Slowly but surely, a clearer picture of the details behind President Trump’s US$1 trillion 10-year infrastructure plan are coming together through the various Budget related documents released throughout the first half of 2017. The first sign of something concrete came in January, when the Trump Administration released a list of projects to the National Governor’s Association entitled Emergency and National Security Projects. These projects were identified as being of the highest priority going forward. The project list carries a total value of US$137.5 billion, and while yet to be confirmed, it is expected that 50% of the funding will come through private investment and that the projects will directly create 193,350 job years.
Dariana Tani, economist at Timetric’s Construction Intelligence Center, analyses the Mexico's construction industry outlook.
Timetric’s Construction Intelligence Center (CIC) has further revised downwards its outlook for growth in construction activity in the countries of the Gulf Cooperation Council (GCC): Bahrain, Kuwait, Oman, Qatar, Saudi Arabia, and United Arab Emirates (UAE).

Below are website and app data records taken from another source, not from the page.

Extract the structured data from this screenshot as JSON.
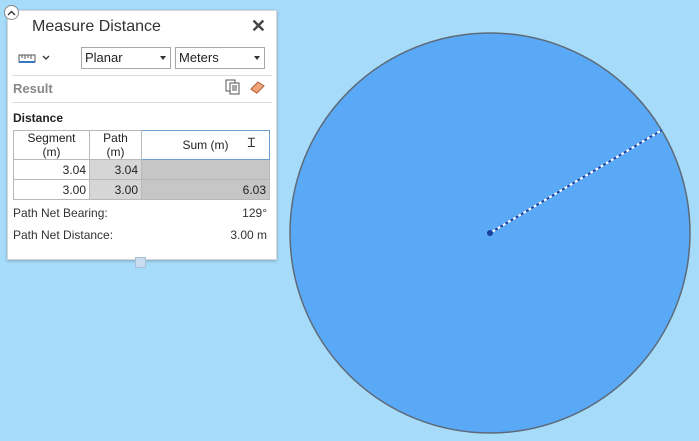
{
  "panel": {
    "title": "Measure Distance",
    "close_glyph": "✕",
    "mode": "Planar",
    "unit": "Meters",
    "result_label": "Result",
    "distance_label": "Distance",
    "table": {
      "headers": [
        "Segment (m)",
        "Path (m)",
        "Sum (m)"
      ],
      "rows": [
        {
          "segment": "3.04",
          "path": "3.04",
          "sum": ""
        },
        {
          "segment": "3.00",
          "path": "3.00",
          "sum": "6.03"
        }
      ]
    },
    "bearing_label": "Path Net Bearing:",
    "bearing_value": "129°",
    "net_distance_label": "Path Net Distance:",
    "net_distance_value": "3.00 m"
  },
  "icons": {
    "collapse": "chevron-up-icon",
    "unit_tool": "ruler-icon",
    "copy": "copy-icon",
    "clear": "eraser-icon"
  },
  "colors": {
    "map_background": "#a6dcfa",
    "circle_fill": "#5aa9f6",
    "circle_stroke": "#5e6a78",
    "measure_line": "#1a3fa0"
  }
}
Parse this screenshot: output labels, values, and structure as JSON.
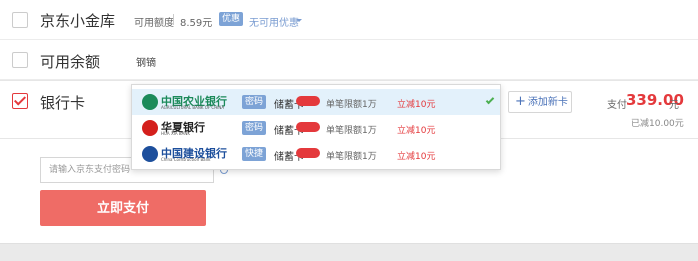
{
  "options": {
    "jd_xiaojinku": {
      "label": "京东小金库",
      "available_label": "可用额度",
      "available_amount": "8.59元",
      "promo_tag": "优惠",
      "promo_text": "无可用优惠"
    },
    "balance": {
      "label": "可用余额",
      "hint": "钢镝"
    },
    "bank_card": {
      "label": "银行卡",
      "add_card": "添加新卡",
      "pay_label": "支付",
      "pay_amount": "339.00",
      "pay_unit": "元",
      "saved": "已减10.00元"
    }
  },
  "dropdown": {
    "banks": [
      {
        "name": "中国农业银行",
        "en": "AGRICULTURAL BANK OF CHINA",
        "type": "密码",
        "kind": "储蓄卡",
        "limit": "单笔限额1万",
        "discount": "立减10元",
        "emblem_color": "#1b8a5a",
        "name_color": "#1b8a5a"
      },
      {
        "name": "华夏银行",
        "en": "HUA XIA BANK",
        "type": "密码",
        "kind": "储蓄卡",
        "limit": "单笔限额1万",
        "discount": "立减10元",
        "emblem_color": "#d4201c",
        "name_color": "#222"
      },
      {
        "name": "中国建设银行",
        "en": "China Construction Bank",
        "type": "快捷",
        "kind": "储蓄卡",
        "limit": "单笔限额1万",
        "discount": "立减10元",
        "emblem_color": "#1d4f9c",
        "name_color": "#1d4f9c"
      }
    ]
  },
  "password": {
    "placeholder": "请输入京东支付密码"
  },
  "submit": {
    "label": "立即支付"
  },
  "colors": {
    "accent_red": "#e4393c",
    "button_red": "#ef6c66",
    "link_blue": "#7a9cd1"
  }
}
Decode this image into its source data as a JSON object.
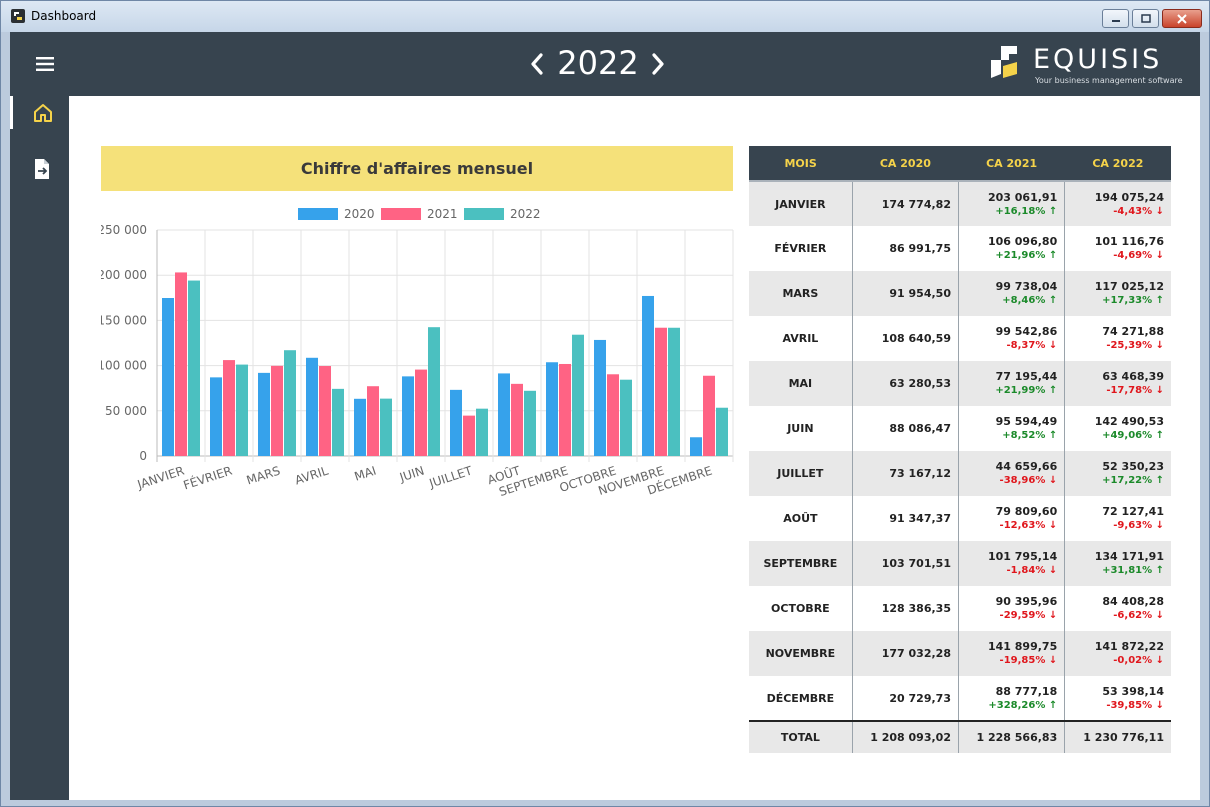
{
  "window": {
    "title": "Dashboard"
  },
  "icons": {
    "menu": "hamburger-icon",
    "home": "home-icon",
    "export": "file-export-icon",
    "prev": "chevron-left-icon",
    "next": "chevron-right-icon"
  },
  "colors": {
    "dark": "#37444f",
    "accent": "#f5e17a",
    "header_text": "#f5d34a",
    "up": "#1b8a2a",
    "down": "#e0161c"
  },
  "year_nav": {
    "year": "2022"
  },
  "logo": {
    "name": "EQUISIS",
    "tagline": "Your business management software"
  },
  "chart": {
    "title": "Chiffre d'affaires mensuel"
  },
  "chart_data": {
    "type": "bar",
    "categories": [
      "JANVIER",
      "FÉVRIER",
      "MARS",
      "AVRIL",
      "MAI",
      "JUIN",
      "JUILLET",
      "AOÛT",
      "SEPTEMBRE",
      "OCTOBRE",
      "NOVEMBRE",
      "DÉCEMBRE"
    ],
    "series": [
      {
        "name": "2020",
        "color": "#36a2eb",
        "values": [
          174774.82,
          86991.75,
          91954.5,
          108640.59,
          63280.53,
          88086.47,
          73167.12,
          91347.37,
          103701.51,
          128386.35,
          177032.28,
          20729.73
        ]
      },
      {
        "name": "2021",
        "color": "#ff6384",
        "values": [
          203061.91,
          106096.8,
          99738.04,
          99542.86,
          77195.44,
          95594.49,
          44659.66,
          79809.6,
          101795.14,
          90395.96,
          141899.75,
          88777.18
        ]
      },
      {
        "name": "2022",
        "color": "#4bc0c0",
        "values": [
          194075.24,
          101116.76,
          117025.12,
          74271.88,
          63468.39,
          142490.53,
          52350.23,
          72127.41,
          134171.91,
          84408.28,
          141872.22,
          53398.14
        ]
      }
    ],
    "yticks": [
      "0",
      "50 000",
      "100 000",
      "150 000",
      "200 000",
      "250 000"
    ],
    "ylim": [
      0,
      250000
    ],
    "legend": "top",
    "grid": true
  },
  "table": {
    "headers": [
      "MOIS",
      "CA 2020",
      "CA 2021",
      "CA 2022"
    ],
    "rows": [
      {
        "month": "JANVIER",
        "ca2020": "174 774,82",
        "ca2021": "203 061,91",
        "p2021": "+16,18%",
        "d2021": "up",
        "ca2022": "194 075,24",
        "p2022": "-4,43%",
        "d2022": "down"
      },
      {
        "month": "FÉVRIER",
        "ca2020": "86 991,75",
        "ca2021": "106 096,80",
        "p2021": "+21,96%",
        "d2021": "up",
        "ca2022": "101 116,76",
        "p2022": "-4,69%",
        "d2022": "down"
      },
      {
        "month": "MARS",
        "ca2020": "91 954,50",
        "ca2021": "99 738,04",
        "p2021": "+8,46%",
        "d2021": "up",
        "ca2022": "117 025,12",
        "p2022": "+17,33%",
        "d2022": "up"
      },
      {
        "month": "AVRIL",
        "ca2020": "108 640,59",
        "ca2021": "99 542,86",
        "p2021": "-8,37%",
        "d2021": "down",
        "ca2022": "74 271,88",
        "p2022": "-25,39%",
        "d2022": "down"
      },
      {
        "month": "MAI",
        "ca2020": "63 280,53",
        "ca2021": "77 195,44",
        "p2021": "+21,99%",
        "d2021": "up",
        "ca2022": "63 468,39",
        "p2022": "-17,78%",
        "d2022": "down"
      },
      {
        "month": "JUIN",
        "ca2020": "88 086,47",
        "ca2021": "95 594,49",
        "p2021": "+8,52%",
        "d2021": "up",
        "ca2022": "142 490,53",
        "p2022": "+49,06%",
        "d2022": "up"
      },
      {
        "month": "JUILLET",
        "ca2020": "73 167,12",
        "ca2021": "44 659,66",
        "p2021": "-38,96%",
        "d2021": "down",
        "ca2022": "52 350,23",
        "p2022": "+17,22%",
        "d2022": "up"
      },
      {
        "month": "AOÛT",
        "ca2020": "91 347,37",
        "ca2021": "79 809,60",
        "p2021": "-12,63%",
        "d2021": "down",
        "ca2022": "72 127,41",
        "p2022": "-9,63%",
        "d2022": "down"
      },
      {
        "month": "SEPTEMBRE",
        "ca2020": "103 701,51",
        "ca2021": "101 795,14",
        "p2021": "-1,84%",
        "d2021": "down",
        "ca2022": "134 171,91",
        "p2022": "+31,81%",
        "d2022": "up"
      },
      {
        "month": "OCTOBRE",
        "ca2020": "128 386,35",
        "ca2021": "90 395,96",
        "p2021": "-29,59%",
        "d2021": "down",
        "ca2022": "84 408,28",
        "p2022": "-6,62%",
        "d2022": "down"
      },
      {
        "month": "NOVEMBRE",
        "ca2020": "177 032,28",
        "ca2021": "141 899,75",
        "p2021": "-19,85%",
        "d2021": "down",
        "ca2022": "141 872,22",
        "p2022": "-0,02%",
        "d2022": "down"
      },
      {
        "month": "DÉCEMBRE",
        "ca2020": "20 729,73",
        "ca2021": "88 777,18",
        "p2021": "+328,26%",
        "d2021": "up",
        "ca2022": "53 398,14",
        "p2022": "-39,85%",
        "d2022": "down"
      }
    ],
    "total": {
      "label": "TOTAL",
      "ca2020": "1 208 093,02",
      "ca2021": "1 228 566,83",
      "ca2022": "1 230 776,11"
    }
  }
}
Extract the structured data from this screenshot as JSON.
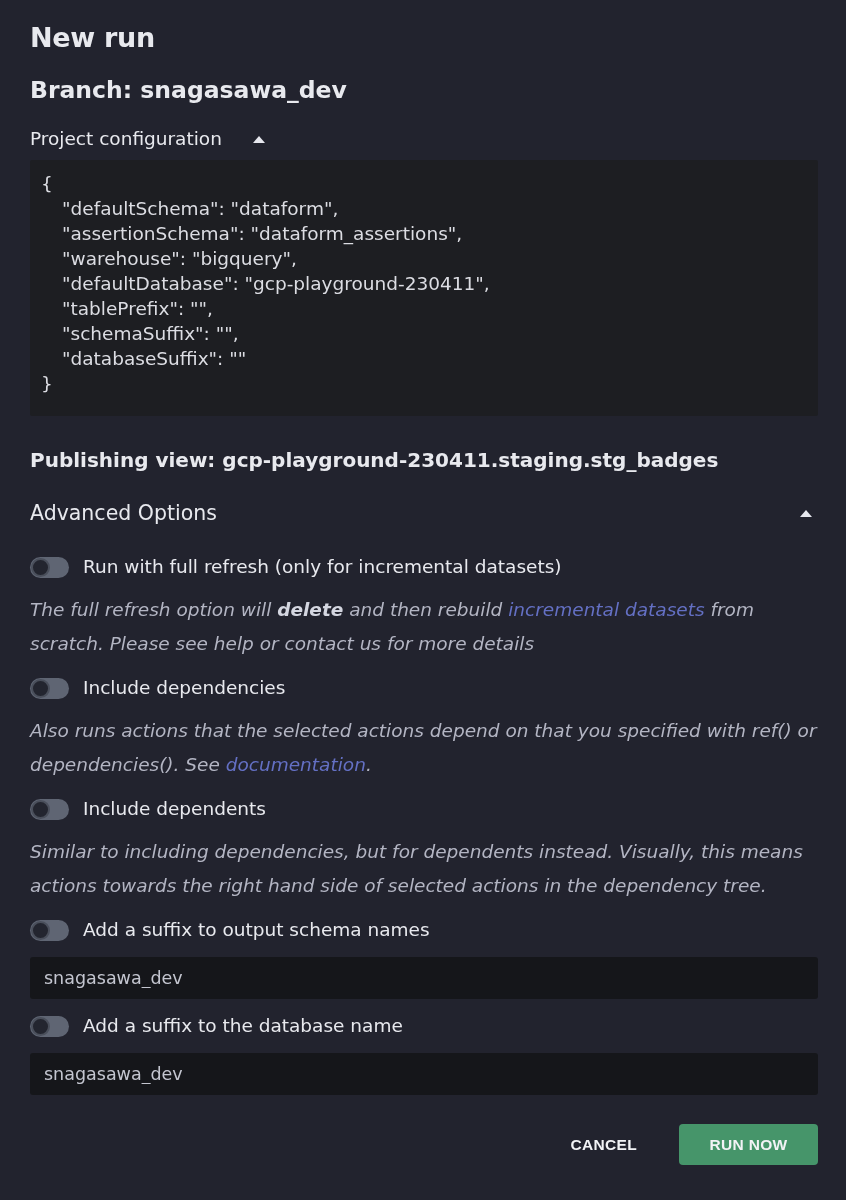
{
  "dialog": {
    "title": "New run",
    "branch": "Branch: snagasawa_dev"
  },
  "project_configuration": {
    "label": "Project configuration",
    "expanded": true,
    "code": {
      "open": "{",
      "entries": [
        "\"defaultSchema\": \"dataform\",",
        "\"assertionSchema\": \"dataform_assertions\",",
        "\"warehouse\": \"bigquery\",",
        "\"defaultDatabase\": \"gcp-playground-230411\",",
        "\"tablePrefix\": \"\",",
        "\"schemaSuffix\": \"\",",
        "\"databaseSuffix\": \"\""
      ],
      "close": "}"
    }
  },
  "publishing_view": "Publishing view: gcp-playground-230411.staging.stg_badges",
  "advanced_options": {
    "label": "Advanced Options",
    "expanded": true,
    "options": [
      {
        "kind": "toggle",
        "label": "Run with full refresh (only for incremental datasets)",
        "on": false,
        "description": [
          {
            "kind": "text",
            "text": "The full refresh option will **delete** and then rebuild "
          },
          {
            "kind": "link",
            "text": "incremental datasets"
          },
          {
            "kind": "text",
            "text": " from scratch. Please see help or contact us for more details"
          }
        ]
      },
      {
        "kind": "toggle",
        "label": "Include dependencies",
        "on": false,
        "description": [
          {
            "kind": "text",
            "text": "Also runs actions that the selected actions depend on that you specified with ref() or dependencies(). See "
          },
          {
            "kind": "link",
            "text": "documentation"
          },
          {
            "kind": "text",
            "text": "."
          }
        ]
      },
      {
        "kind": "toggle",
        "label": "Include dependents",
        "on": false,
        "description": [
          {
            "kind": "text",
            "text": "Similar to including dependencies, but for dependents instead. Visually, this means actions towards the right hand side of selected actions in the dependency tree."
          }
        ]
      },
      {
        "kind": "toggle_field",
        "label": "Add a suffix to output schema names",
        "on": false,
        "value": "snagasawa_dev"
      },
      {
        "kind": "toggle_field",
        "label": "Add a suffix to the database name",
        "on": false,
        "value": "snagasawa_dev"
      }
    ]
  },
  "buttons": [
    {
      "kind": "text",
      "label": "CANCEL"
    },
    {
      "kind": "primary",
      "label": "RUN NOW"
    }
  ]
}
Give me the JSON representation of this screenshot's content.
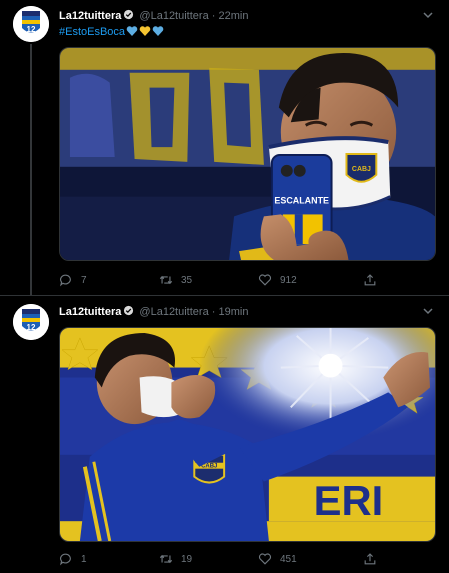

Timetric’s Construction Intelligence Center (CIC) has sharply revised down its outlook for construction output in Poland as EU financial assistance is at a standstill. Nathan Hayes, economist at CIC, discusses the situation.
Ian Anfield, managing director for leading construction audit, contract and payroll provider Hudson Contract, comments on recent talk of a UK recession in light of the Brexit vote.Whether we’re entering a recession or not is a big talking point at the moment. Certainly, we at Hudson Contract have seen that the number of operatives averaged per client has dipped by 4.5% in the last three months, but it’s unclear if that means an output dip or the beginning of a long downturn. There are so many factors to be considered but I have an impression that any downturn may be relatively short-lived. I read a piece written by HSBC’s chief economist who commented that the government has done a number of credible things since the vote. These included ensuring new leadership headed by Theresa May, ruling out an early General Election, and ruling out an emergency budget. Taking time to speak with European leaders and not triggering Article 50 this year all seems to make economic common sense. It’s certainly not all doom and gloom. The latest reports from the Purchasing Managers’ Index reveals that construction output also recovered last month following a seven-year low in July. It appears that business confidence is stabilising and the feared short-term effects of the referendum have been short-lived to a certain extent. Overall I’m definitely one for seeing the glass being half-full for the construction industry. Private business can and will build if the government act in a decisive and positive way to minimise the uncertainty the Brexit vote created. We’ve all seen how Team GB performed recently — it’s time the whole country took on the ‘Believe’ mantra.
The analysts at Timetric's Construction Intelligence Center look forward to what the construction industry across the world can expect in 2016.
National markets across Europe are responding to current market conditions in varying ways. The team of analysts at Timetric's Construction Intelligence Center examine the current trends across the continent.
There’s no doubt that for the idea of the Northern Powerhouse to become a reality we need better infrastructure in the North, and we need it fast. But how do we build the schools, houses, hospitals, rail stations and other buildings we need across the region quicker and cheaper, without sacrificing quality? John Edwards at Atkins Group looks at solutions.
One critically important, but perhaps under discussed, area of the Northern Powerhouse is energy. In particular, where will it be generated, what technologies will be used now and in the future and how will it be decarbonised? And most importantly, how will it be distributed effectively and efficiently across the Northern Powerhouse. Paul Yates at Atkins Group discusses.
Given its ongoing investment in major infrastructure projects, it’s no surprise that health and safety remains a focus for contractors working throughout the Arabian Peninsula. And now governments across the region are looking for new and better ways to ensure that worker wellbeing remains a priority. Design, engineering and project management company Atkins Group assesses the situation.
Big engineering and construction capital projects demand the use of sophisticated project management techniques as the basis for project planning and scheduling. Shane Forth, project management office director at Costain, shares his experiences.